→ **DIRECTIONS FOR THIS TASK**: Copy out all of the lines below exactly; the pictures do not belong in the copy.

→ **DATA EXTRACT**:
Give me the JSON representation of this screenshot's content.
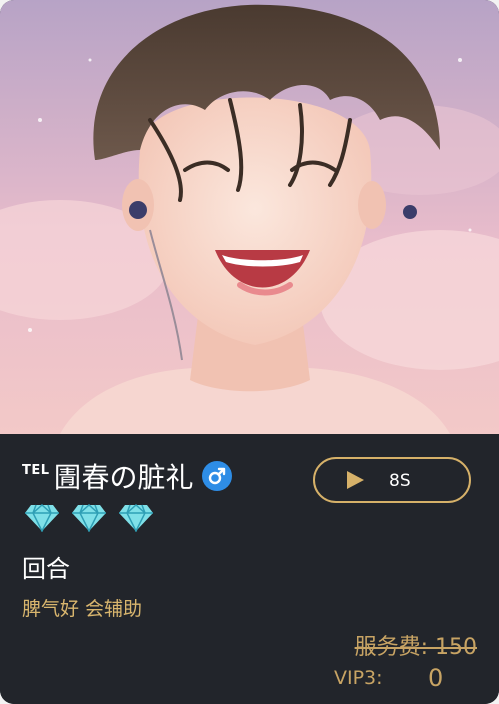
{
  "profile": {
    "tel_badge": "TEL",
    "nickname": "圊春の脏礼",
    "gender_icon": "male-symbol-icon",
    "gender_color": "#2e8de6",
    "diamond_count": 3,
    "diamond_color": "#7fe0e8",
    "round_label": "回合",
    "tags": "脾气好 会辅助"
  },
  "voice": {
    "duration": "8S",
    "accent_color": "#d6b169"
  },
  "pricing": {
    "service_fee": "服务费: 150",
    "vip_label": "VIP3:",
    "vip_price": "0"
  }
}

→ **SOLVED EXERCISE**:
Give me the JSON representation of this screenshot's content.
{
  "profile": {
    "tel_badge": "TEL",
    "nickname": "圊春の脏礼",
    "gender_icon": "male-symbol-icon",
    "gender_color": "#2e8de6",
    "diamond_count": 3,
    "diamond_color": "#7fe0e8",
    "round_label": "回合",
    "tags": "脾气好 会辅助"
  },
  "voice": {
    "duration": "8S",
    "accent_color": "#d6b169"
  },
  "pricing": {
    "service_fee": "服务费: 150",
    "vip_label": "VIP3:",
    "vip_price": "0"
  }
}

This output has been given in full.